For the entries that follow, report how many lines include the word "true" and add nothing.

*** Opening of Source data ***

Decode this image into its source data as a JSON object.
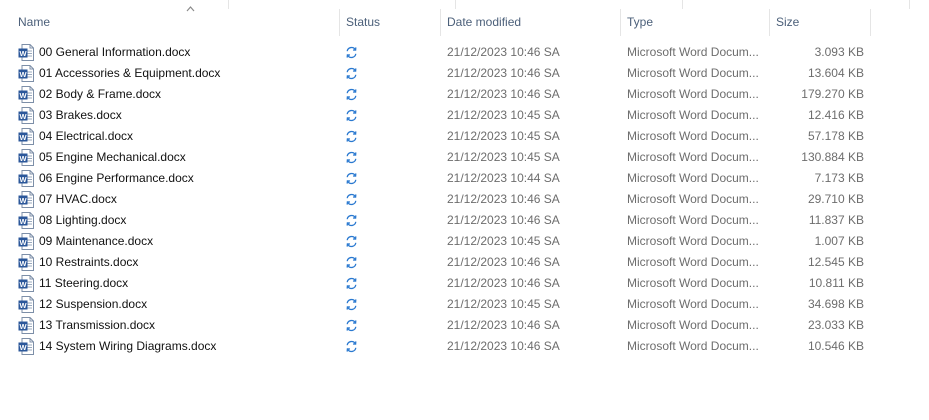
{
  "columns": {
    "name": "Name",
    "status": "Status",
    "date": "Date modified",
    "type": "Type",
    "size": "Size"
  },
  "sort": {
    "column": "name",
    "icon": "sort-up-arrow-icon"
  },
  "colors": {
    "header_text": "#4c607a",
    "word_blue": "#2b579a",
    "sync_blue": "#2a79d0"
  },
  "files": [
    {
      "name": "00 General Information.docx",
      "date": "21/12/2023 10:46 SA",
      "type": "Microsoft Word Docum...",
      "size": "3.093 KB",
      "status_icon": "sync-pending-icon"
    },
    {
      "name": "01 Accessories & Equipment.docx",
      "date": "21/12/2023 10:46 SA",
      "type": "Microsoft Word Docum...",
      "size": "13.604 KB",
      "status_icon": "sync-pending-icon"
    },
    {
      "name": "02 Body & Frame.docx",
      "date": "21/12/2023 10:46 SA",
      "type": "Microsoft Word Docum...",
      "size": "179.270 KB",
      "status_icon": "sync-pending-icon"
    },
    {
      "name": "03 Brakes.docx",
      "date": "21/12/2023 10:45 SA",
      "type": "Microsoft Word Docum...",
      "size": "12.416 KB",
      "status_icon": "sync-pending-icon"
    },
    {
      "name": "04 Electrical.docx",
      "date": "21/12/2023 10:45 SA",
      "type": "Microsoft Word Docum...",
      "size": "57.178 KB",
      "status_icon": "sync-pending-icon"
    },
    {
      "name": "05 Engine Mechanical.docx",
      "date": "21/12/2023 10:45 SA",
      "type": "Microsoft Word Docum...",
      "size": "130.884 KB",
      "status_icon": "sync-pending-icon"
    },
    {
      "name": "06 Engine Performance.docx",
      "date": "21/12/2023 10:44 SA",
      "type": "Microsoft Word Docum...",
      "size": "7.173 KB",
      "status_icon": "sync-pending-icon"
    },
    {
      "name": "07 HVAC.docx",
      "date": "21/12/2023 10:46 SA",
      "type": "Microsoft Word Docum...",
      "size": "29.710 KB",
      "status_icon": "sync-pending-icon"
    },
    {
      "name": "08 Lighting.docx",
      "date": "21/12/2023 10:46 SA",
      "type": "Microsoft Word Docum...",
      "size": "11.837 KB",
      "status_icon": "sync-pending-icon"
    },
    {
      "name": "09 Maintenance.docx",
      "date": "21/12/2023 10:45 SA",
      "type": "Microsoft Word Docum...",
      "size": "1.007 KB",
      "status_icon": "sync-pending-icon"
    },
    {
      "name": "10 Restraints.docx",
      "date": "21/12/2023 10:46 SA",
      "type": "Microsoft Word Docum...",
      "size": "12.545 KB",
      "status_icon": "sync-pending-icon"
    },
    {
      "name": "11 Steering.docx",
      "date": "21/12/2023 10:46 SA",
      "type": "Microsoft Word Docum...",
      "size": "10.811 KB",
      "status_icon": "sync-pending-icon"
    },
    {
      "name": "12 Suspension.docx",
      "date": "21/12/2023 10:45 SA",
      "type": "Microsoft Word Docum...",
      "size": "34.698 KB",
      "status_icon": "sync-pending-icon"
    },
    {
      "name": "13 Transmission.docx",
      "date": "21/12/2023 10:46 SA",
      "type": "Microsoft Word Docum...",
      "size": "23.033 KB",
      "status_icon": "sync-pending-icon"
    },
    {
      "name": "14 System Wiring Diagrams.docx",
      "date": "21/12/2023 10:46 SA",
      "type": "Microsoft Word Docum...",
      "size": "10.546 KB",
      "status_icon": "sync-pending-icon"
    }
  ]
}
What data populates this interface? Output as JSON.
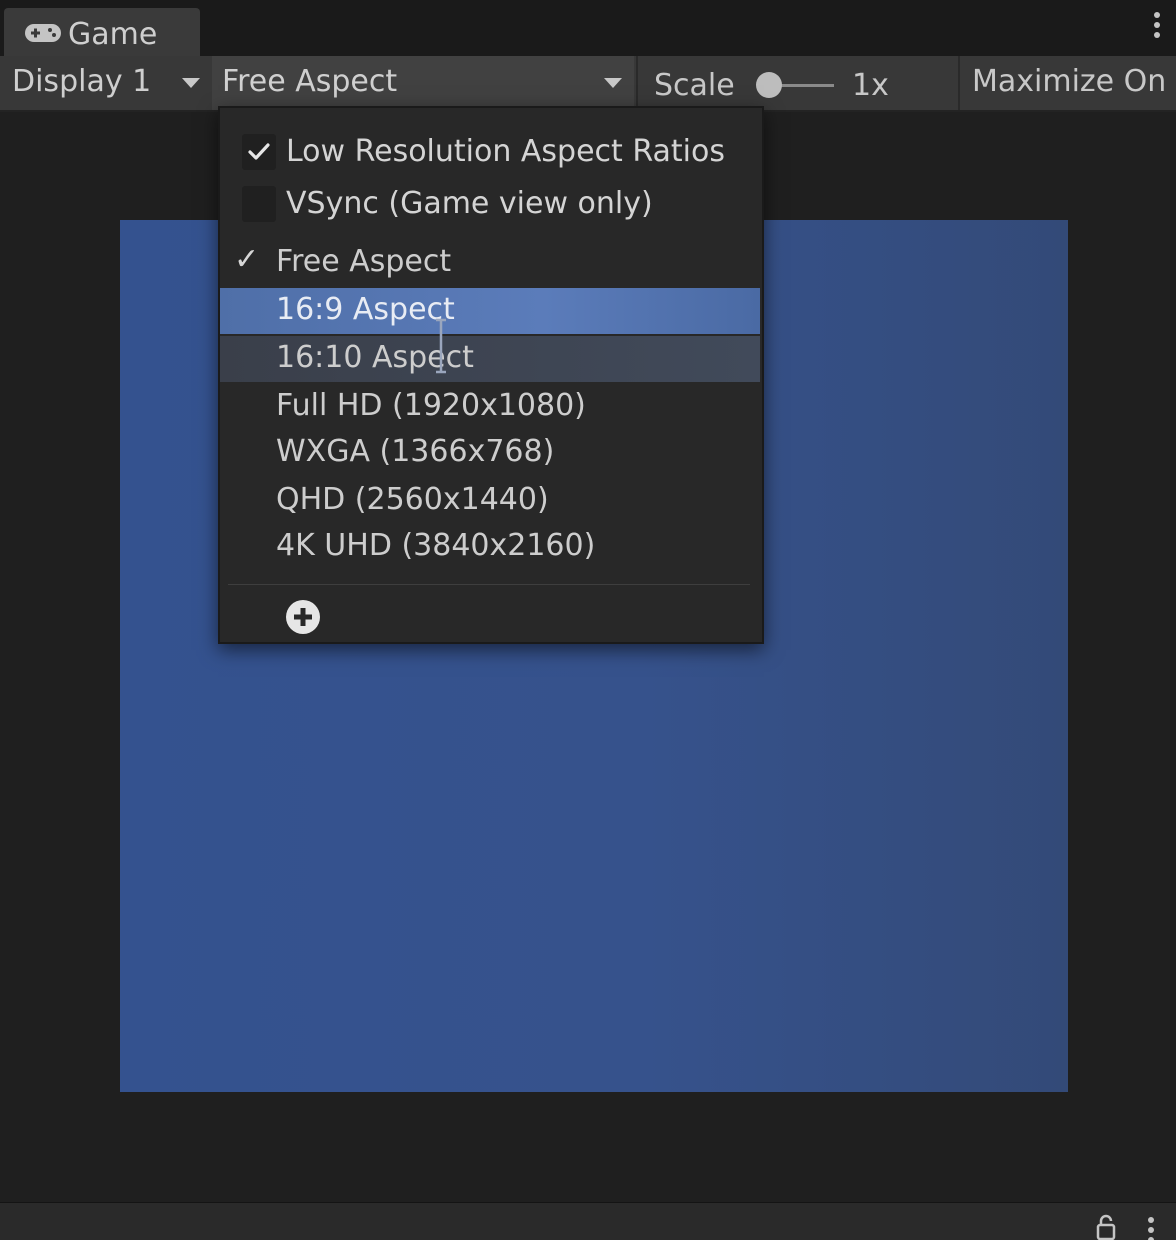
{
  "window": {
    "tab_label": "Game",
    "tab_icon": "gamepad-icon"
  },
  "toolbar": {
    "display_label": "Display 1",
    "aspect_label": "Free Aspect",
    "scale_label": "Scale",
    "scale_value": "1x",
    "scale_slider_fraction": 0.0,
    "maximize_label": "Maximize On"
  },
  "dropdown": {
    "options": [
      {
        "label": "Low Resolution Aspect Ratios",
        "checked": true
      },
      {
        "label": "VSync (Game view only)",
        "checked": false
      }
    ],
    "aspects": [
      {
        "label": "Free Aspect",
        "selected": true,
        "hovered": false
      },
      {
        "label": "16:9 Aspect",
        "selected": false,
        "hovered": true
      },
      {
        "label": "16:10 Aspect",
        "selected": false,
        "hovered": false
      },
      {
        "label": "Full HD (1920x1080)",
        "selected": false,
        "hovered": false
      },
      {
        "label": "WXGA (1366x768)",
        "selected": false,
        "hovered": false
      },
      {
        "label": "QHD (2560x1440)",
        "selected": false,
        "hovered": false
      },
      {
        "label": "4K UHD (3840x2160)",
        "selected": false,
        "hovered": false
      }
    ],
    "selected_mark": "✓",
    "add_icon": "plus-circle-icon"
  },
  "colors": {
    "game_background": "#34528f",
    "highlight": "#5b7cba"
  }
}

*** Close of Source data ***

#### Answer box
3